---------- DATASET RECORDS ----------

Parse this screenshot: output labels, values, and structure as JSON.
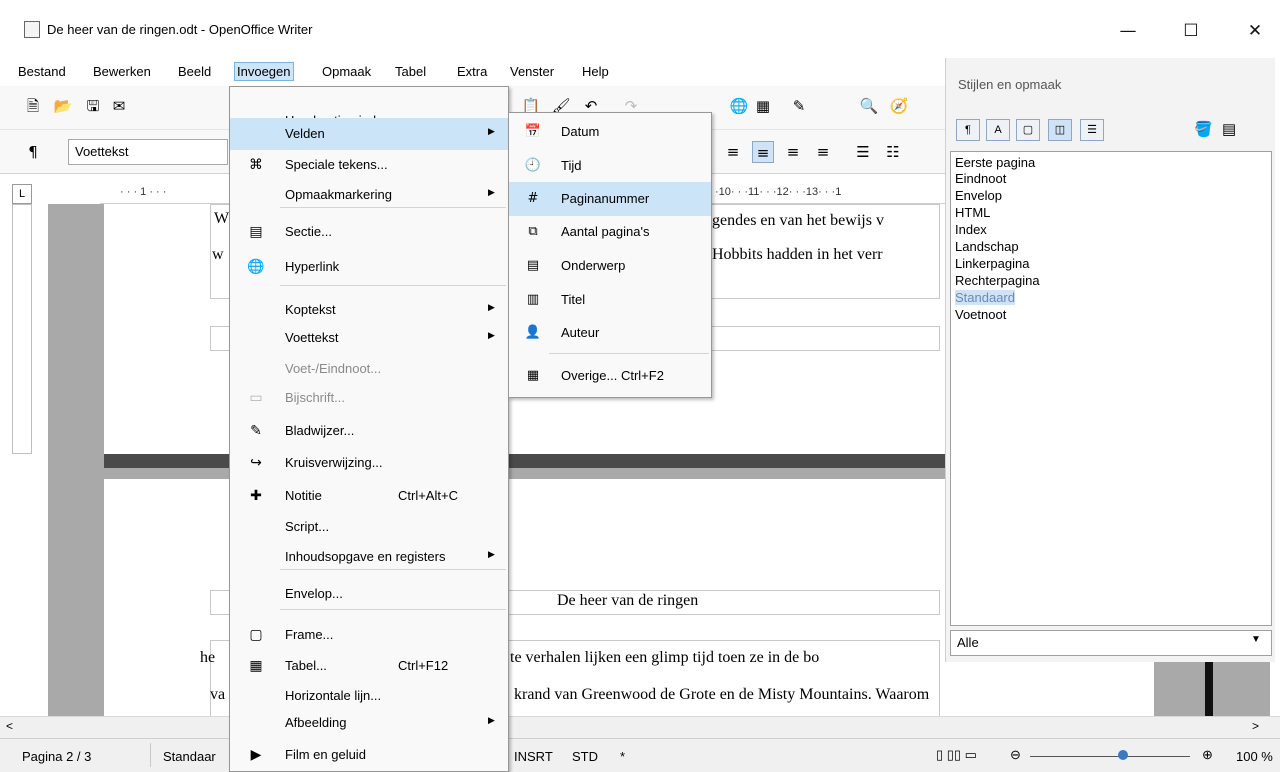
{
  "window": {
    "title": "De heer van de ringen.odt - OpenOffice Writer",
    "minimize": "—",
    "maximize": "☐",
    "close": "✕"
  },
  "menubar": [
    "Bestand",
    "Bewerken",
    "Beeld",
    "Invoegen",
    "Opmaak",
    "Tabel",
    "Extra",
    "Venster",
    "Help"
  ],
  "toolbar": {
    "paragraph_style": "Voettekst"
  },
  "ruler": {
    "left_marks": "· · · 1 · · ·",
    "right_marks": "·10· · ·11· · ·12· · ·13· · ·1"
  },
  "document": {
    "top_line1_start": "W",
    "top_line1_end": "gendes en van het bewijs v",
    "top_line2_start": "w",
    "top_line2_end": "Hobbits hadden in het verr",
    "header_text": "De heer van de ringen",
    "line3_start": "he",
    "line3_end": "te verhalen lijken een glimp tijd toen ze in de bo",
    "line4_start": "va",
    "line4_end": "krand van Greenwood de Grote en de Misty Mountains. Waarom"
  },
  "insert_menu": {
    "items": [
      {
        "label": "Handmatig einde...",
        "icon": "",
        "shortcut": "",
        "arrow": false,
        "disabled": false,
        "highlight": false
      },
      {
        "label": "Velden",
        "icon": "",
        "shortcut": "",
        "arrow": true,
        "disabled": false,
        "highlight": true
      },
      {
        "label": "Speciale tekens...",
        "icon": "special-chars-icon",
        "shortcut": "",
        "arrow": false,
        "disabled": false,
        "highlight": false
      },
      {
        "label": "Opmaakmarkering",
        "icon": "",
        "shortcut": "",
        "arrow": true,
        "disabled": false,
        "highlight": false
      },
      {
        "label": "Sectie...",
        "icon": "section-icon",
        "shortcut": "",
        "arrow": false,
        "disabled": false,
        "highlight": false
      },
      {
        "label": "Hyperlink",
        "icon": "hyperlink-icon",
        "shortcut": "",
        "arrow": false,
        "disabled": false,
        "highlight": false
      },
      {
        "label": "Koptekst",
        "icon": "",
        "shortcut": "",
        "arrow": true,
        "disabled": false,
        "highlight": false
      },
      {
        "label": "Voettekst",
        "icon": "",
        "shortcut": "",
        "arrow": true,
        "disabled": false,
        "highlight": false
      },
      {
        "label": "Voet-/Eindnoot...",
        "icon": "",
        "shortcut": "",
        "arrow": false,
        "disabled": true,
        "highlight": false
      },
      {
        "label": "Bijschrift...",
        "icon": "caption-icon",
        "shortcut": "",
        "arrow": false,
        "disabled": true,
        "highlight": false
      },
      {
        "label": "Bladwijzer...",
        "icon": "bookmark-icon",
        "shortcut": "",
        "arrow": false,
        "disabled": false,
        "highlight": false
      },
      {
        "label": "Kruisverwijzing...",
        "icon": "cross-reference-icon",
        "shortcut": "",
        "arrow": false,
        "disabled": false,
        "highlight": false
      },
      {
        "label": "Notitie",
        "icon": "comment-icon",
        "shortcut": "Ctrl+Alt+C",
        "arrow": false,
        "disabled": false,
        "highlight": false
      },
      {
        "label": "Script...",
        "icon": "",
        "shortcut": "",
        "arrow": false,
        "disabled": false,
        "highlight": false
      },
      {
        "label": "Inhoudsopgave en registers",
        "icon": "",
        "shortcut": "",
        "arrow": true,
        "disabled": false,
        "highlight": false
      },
      {
        "label": "Envelop...",
        "icon": "",
        "shortcut": "",
        "arrow": false,
        "disabled": false,
        "highlight": false
      },
      {
        "label": "Frame...",
        "icon": "frame-icon",
        "shortcut": "",
        "arrow": false,
        "disabled": false,
        "highlight": false
      },
      {
        "label": "Tabel...",
        "icon": "table-icon",
        "shortcut": "Ctrl+F12",
        "arrow": false,
        "disabled": false,
        "highlight": false
      },
      {
        "label": "Horizontale lijn...",
        "icon": "",
        "shortcut": "",
        "arrow": false,
        "disabled": false,
        "highlight": false
      },
      {
        "label": "Afbeelding",
        "icon": "",
        "shortcut": "",
        "arrow": true,
        "disabled": false,
        "highlight": false
      },
      {
        "label": "Film en geluid",
        "icon": "movie-sound-icon",
        "shortcut": "",
        "arrow": false,
        "disabled": false,
        "highlight": false
      }
    ]
  },
  "fields_menu": {
    "items": [
      {
        "label": "Datum",
        "icon": "calendar-icon",
        "highlight": false
      },
      {
        "label": "Tijd",
        "icon": "clock-icon",
        "highlight": false
      },
      {
        "label": "Paginanummer",
        "icon": "page-number-icon",
        "highlight": true
      },
      {
        "label": "Aantal pagina's",
        "icon": "page-count-icon",
        "highlight": false
      },
      {
        "label": "Onderwerp",
        "icon": "subject-icon",
        "highlight": false
      },
      {
        "label": "Titel",
        "icon": "title-icon",
        "highlight": false
      },
      {
        "label": "Auteur",
        "icon": "author-icon",
        "highlight": false
      },
      {
        "label": "Overige... Ctrl+F2",
        "icon": "other-fields-icon",
        "highlight": false
      }
    ]
  },
  "styles_panel": {
    "title": "Stijlen en opmaak",
    "items": [
      "Eerste pagina",
      "Eindnoot",
      "Envelop",
      "HTML",
      "Index",
      "Landschap",
      "Linkerpagina",
      "Rechterpagina",
      "Standaard",
      "Voetnoot"
    ],
    "selected": "Standaard",
    "filter": "Alle"
  },
  "statusbar": {
    "page": "Pagina 2 / 3",
    "style": "Standaar",
    "mode": "INSRT",
    "selection": "STD",
    "modified": "*",
    "zoom": "100 %"
  },
  "colors": {
    "menu_highlight": "#cce4f7",
    "document_bg": "#a9a9a9",
    "selected_style": "#cfe2f6"
  }
}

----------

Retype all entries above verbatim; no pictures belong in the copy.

Parse this screenshot: output labels, values, and structure as JSON.
{
  "window": {
    "title": "De heer van de ringen.odt - OpenOffice Writer",
    "minimize": "—",
    "maximize": "☐",
    "close": "✕"
  },
  "menubar": [
    "Bestand",
    "Bewerken",
    "Beeld",
    "Invoegen",
    "Opmaak",
    "Tabel",
    "Extra",
    "Venster",
    "Help"
  ],
  "toolbar": {
    "paragraph_style": "Voettekst"
  },
  "ruler": {
    "left_marks": "· · · 1 · · ·",
    "right_marks": "·10· · ·11· · ·12· · ·13· · ·1"
  },
  "document": {
    "top_line1_start": "W",
    "top_line1_end": "gendes en van het bewijs v",
    "top_line2_start": "w",
    "top_line2_end": "Hobbits hadden in het verr",
    "header_text": "De heer van de ringen",
    "line3_start": "he",
    "line3_end": "te verhalen lijken een glimp tijd toen ze in de bo",
    "line4_start": "va",
    "line4_end": "krand van Greenwood de Grote en de Misty Mountains. Waarom"
  },
  "insert_menu": {
    "items": [
      {
        "label": "Handmatig einde...",
        "icon": "",
        "shortcut": "",
        "arrow": false,
        "disabled": false,
        "highlight": false
      },
      {
        "label": "Velden",
        "icon": "",
        "shortcut": "",
        "arrow": true,
        "disabled": false,
        "highlight": true
      },
      {
        "label": "Speciale tekens...",
        "icon": "special-chars-icon",
        "shortcut": "",
        "arrow": false,
        "disabled": false,
        "highlight": false
      },
      {
        "label": "Opmaakmarkering",
        "icon": "",
        "shortcut": "",
        "arrow": true,
        "disabled": false,
        "highlight": false
      },
      {
        "label": "Sectie...",
        "icon": "section-icon",
        "shortcut": "",
        "arrow": false,
        "disabled": false,
        "highlight": false
      },
      {
        "label": "Hyperlink",
        "icon": "hyperlink-icon",
        "shortcut": "",
        "arrow": false,
        "disabled": false,
        "highlight": false
      },
      {
        "label": "Koptekst",
        "icon": "",
        "shortcut": "",
        "arrow": true,
        "disabled": false,
        "highlight": false
      },
      {
        "label": "Voettekst",
        "icon": "",
        "shortcut": "",
        "arrow": true,
        "disabled": false,
        "highlight": false
      },
      {
        "label": "Voet-/Eindnoot...",
        "icon": "",
        "shortcut": "",
        "arrow": false,
        "disabled": true,
        "highlight": false
      },
      {
        "label": "Bijschrift...",
        "icon": "caption-icon",
        "shortcut": "",
        "arrow": false,
        "disabled": true,
        "highlight": false
      },
      {
        "label": "Bladwijzer...",
        "icon": "bookmark-icon",
        "shortcut": "",
        "arrow": false,
        "disabled": false,
        "highlight": false
      },
      {
        "label": "Kruisverwijzing...",
        "icon": "cross-reference-icon",
        "shortcut": "",
        "arrow": false,
        "disabled": false,
        "highlight": false
      },
      {
        "label": "Notitie",
        "icon": "comment-icon",
        "shortcut": "Ctrl+Alt+C",
        "arrow": false,
        "disabled": false,
        "highlight": false
      },
      {
        "label": "Script...",
        "icon": "",
        "shortcut": "",
        "arrow": false,
        "disabled": false,
        "highlight": false
      },
      {
        "label": "Inhoudsopgave en registers",
        "icon": "",
        "shortcut": "",
        "arrow": true,
        "disabled": false,
        "highlight": false
      },
      {
        "label": "Envelop...",
        "icon": "",
        "shortcut": "",
        "arrow": false,
        "disabled": false,
        "highlight": false
      },
      {
        "label": "Frame...",
        "icon": "frame-icon",
        "shortcut": "",
        "arrow": false,
        "disabled": false,
        "highlight": false
      },
      {
        "label": "Tabel...",
        "icon": "table-icon",
        "shortcut": "Ctrl+F12",
        "arrow": false,
        "disabled": false,
        "highlight": false
      },
      {
        "label": "Horizontale lijn...",
        "icon": "",
        "shortcut": "",
        "arrow": false,
        "disabled": false,
        "highlight": false
      },
      {
        "label": "Afbeelding",
        "icon": "",
        "shortcut": "",
        "arrow": true,
        "disabled": false,
        "highlight": false
      },
      {
        "label": "Film en geluid",
        "icon": "movie-sound-icon",
        "shortcut": "",
        "arrow": false,
        "disabled": false,
        "highlight": false
      }
    ]
  },
  "fields_menu": {
    "items": [
      {
        "label": "Datum",
        "icon": "calendar-icon",
        "highlight": false
      },
      {
        "label": "Tijd",
        "icon": "clock-icon",
        "highlight": false
      },
      {
        "label": "Paginanummer",
        "icon": "page-number-icon",
        "highlight": true
      },
      {
        "label": "Aantal pagina's",
        "icon": "page-count-icon",
        "highlight": false
      },
      {
        "label": "Onderwerp",
        "icon": "subject-icon",
        "highlight": false
      },
      {
        "label": "Titel",
        "icon": "title-icon",
        "highlight": false
      },
      {
        "label": "Auteur",
        "icon": "author-icon",
        "highlight": false
      },
      {
        "label": "Overige... Ctrl+F2",
        "icon": "other-fields-icon",
        "highlight": false
      }
    ]
  },
  "styles_panel": {
    "title": "Stijlen en opmaak",
    "items": [
      "Eerste pagina",
      "Eindnoot",
      "Envelop",
      "HTML",
      "Index",
      "Landschap",
      "Linkerpagina",
      "Rechterpagina",
      "Standaard",
      "Voetnoot"
    ],
    "selected": "Standaard",
    "filter": "Alle"
  },
  "statusbar": {
    "page": "Pagina 2 / 3",
    "style": "Standaar",
    "mode": "INSRT",
    "selection": "STD",
    "modified": "*",
    "zoom": "100 %"
  },
  "colors": {
    "menu_highlight": "#cce4f7",
    "document_bg": "#a9a9a9",
    "selected_style": "#cfe2f6"
  }
}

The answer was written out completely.